Sometimes, homeowners need to sell their houses fast. Whether it’s due to a job relocation, a looming foreclosure or simply needing to get rid of an older or second property, selling a house -especially in the hopes of selling to someone who offers cash for houses- can seem impossible. Anyone who has sold a home can tell you – it’s a process. There are showings, negotiations and requests. It very rarely (unless you are in the middle of a hot sellers market!) moves quickly. One way to speed up the process of selling a house is selling a house for cash.
Most of the time, this kind of sale won’t be to someone who wants to purchase and live in your house. Instead, it will be to a real estate investor who wants to either remodel and flip your house, selling it for a profit, or maybe turn it into a rental property.
It’s a good idea to know the pros and cons of selling your home for cash before you jump in.
While a standard sale can take weeks to sort out the details and reach a final closing, a cash purchase can usually be closed in a matter of days – especially if you’re selling to a real estate investor.
Selling for cash to an investor is very convenient. You find an investor, have them offer you a price, and then if you wish to accept it, you close. A lot of cash buyers will even consider renting your house back to you while you look for a new one, which eliminates the stress of trying to move out by an abrupt deadline.
Selling to a cash buyer often means that the purchase will happen faster and without the need for remodeling, repairs and so on. This is especially true of selling to a real estate investor!
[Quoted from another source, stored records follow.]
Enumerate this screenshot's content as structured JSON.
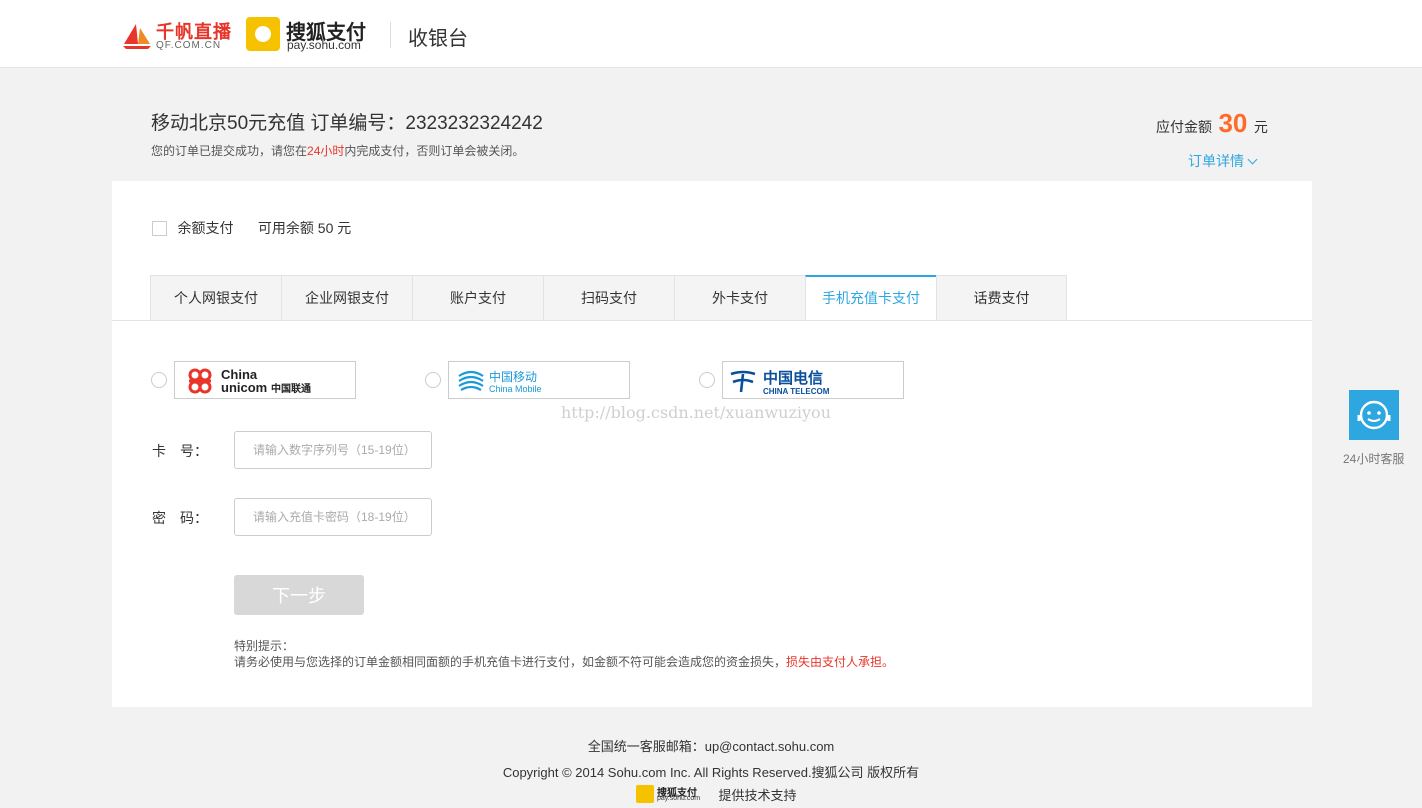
{
  "header": {
    "qf_logo_cn": "千帆直播",
    "qf_logo_en": "QF.COM.CN",
    "sohu_logo_cn": "搜狐支付",
    "sohu_logo_en": "pay.sohu.com",
    "title": "收银台"
  },
  "order": {
    "title": "移动北京50元充值 订单编号：2323232324242",
    "notice_pre": "您的订单已提交成功，请您在",
    "notice_highlight": "24小时",
    "notice_post": "内完成支付，否则订单会被关闭。",
    "amount_label": "应付金额",
    "amount_value": "30",
    "amount_unit": "元",
    "detail_link": "订单详情"
  },
  "balance": {
    "label": "余额支付",
    "available": "可用余额 50 元"
  },
  "tabs": [
    {
      "label": "个人网银支付"
    },
    {
      "label": "企业网银支付"
    },
    {
      "label": "账户支付"
    },
    {
      "label": "扫码支付"
    },
    {
      "label": "外卡支付"
    },
    {
      "label": "手机充值卡支付",
      "active": true
    },
    {
      "label": "话费支付"
    }
  ],
  "carriers": {
    "unicom": {
      "line1": "China",
      "line2": "unicom",
      "cn": "中国联通"
    },
    "mobile": {
      "cn": "中国移动",
      "en": "China Mobile"
    },
    "telecom": {
      "cn": "中国电信",
      "en": "CHINA TELECOM"
    }
  },
  "watermark": "http://blog.csdn.net/xuanwuziyou",
  "form": {
    "card_label": "卡　号：",
    "card_placeholder": "请输入数字序列号（15-19位）",
    "pwd_label": "密　码：",
    "pwd_placeholder": "请输入充值卡密码（18-19位）",
    "next_button": "下一步"
  },
  "tips": {
    "title": "特别提示：",
    "text": "请务必使用与您选择的订单金额相同面额的手机充值卡进行支付，如金额不符可能会造成您的资金损失，",
    "highlight": "损失由支付人承担。"
  },
  "customer_service": {
    "label": "24小时客服"
  },
  "footer": {
    "email_line": "全国统一客服邮箱：up@contact.sohu.com",
    "copyright": "Copyright © 2014 Sohu.com Inc. All Rights Reserved.搜狐公司 版权所有",
    "badge_cn": "搜狐支付",
    "badge_en": "pay.sohu.com",
    "support": "提供技术支持"
  },
  "colors": {
    "accent": "#2ea7e0",
    "amount": "#ff6a2b",
    "warning": "#e8352a"
  }
}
Investors Won’t Back Out When a house sale falls through, it’s typically because the buyer changed their mind. Whether this was due to a previously undiscovered problem with the house, another option or simply they decided not to buy, it leaves you in a bind and can be very frustrating. Because real estate investors see it as a business decision, they won’t be swayed by emotions or preferences the way someone looking to live in your home would be. They are far less likely to back out. Cons:
Be sure that the person buying your home can pay you. An accredited cash buyer or real estate investor should be safe, but if you’re selling to another individual, be sure to ask for proof of funds before closing the sale. You wouldn’t want to be caught with a bad check.
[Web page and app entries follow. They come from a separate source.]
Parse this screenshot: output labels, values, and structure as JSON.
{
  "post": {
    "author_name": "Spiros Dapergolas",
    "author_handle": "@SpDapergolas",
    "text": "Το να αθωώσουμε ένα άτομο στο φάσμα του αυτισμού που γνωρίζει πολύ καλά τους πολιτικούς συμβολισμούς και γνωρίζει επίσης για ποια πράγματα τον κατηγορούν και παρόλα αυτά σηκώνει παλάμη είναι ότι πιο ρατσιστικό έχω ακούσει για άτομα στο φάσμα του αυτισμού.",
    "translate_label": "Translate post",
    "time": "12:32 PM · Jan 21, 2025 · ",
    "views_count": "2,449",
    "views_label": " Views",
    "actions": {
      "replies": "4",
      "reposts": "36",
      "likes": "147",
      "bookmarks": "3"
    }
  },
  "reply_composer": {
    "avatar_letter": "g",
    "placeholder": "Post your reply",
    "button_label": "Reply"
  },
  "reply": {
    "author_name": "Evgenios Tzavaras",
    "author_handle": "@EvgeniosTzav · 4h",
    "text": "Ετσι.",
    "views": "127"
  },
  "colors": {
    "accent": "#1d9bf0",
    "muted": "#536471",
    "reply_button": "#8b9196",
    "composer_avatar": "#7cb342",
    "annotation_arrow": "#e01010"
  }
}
In exchange for the speed and convenience of a cash sale, there is a cost: typically, you can expect to receive 60-80% of the market value of your home. This is because cash buyers are offering you a quick sale, and investors especially are purchasing it in “as-is” condition. In the end, though, if you’re selling a home that needs a lot of work, this might still be a better deal than the time and money it would cost for you to repair and refurbish your house.
Selling to a cash buyer cuts out a lot of the middlemen. If you’re selling to an investor, neither side will have a real estate agent. This can be a good thing if you’re confident in your negotiating and attention to detail. It can also be a negative if you’re not able or willing to spend the time and energy with a contract and such. All of the things a realtor and others would typically handle will fall to you.
Overall, it’s easier to pull off a scam with cash (or the promise of cash) than with financing and loans. Be sure that if you are selling to an investor that they are accredited and legitimate. If selling to an individual, ask for proof of funds. Have a contract lawyer look over the contract before you sign. And use common sense.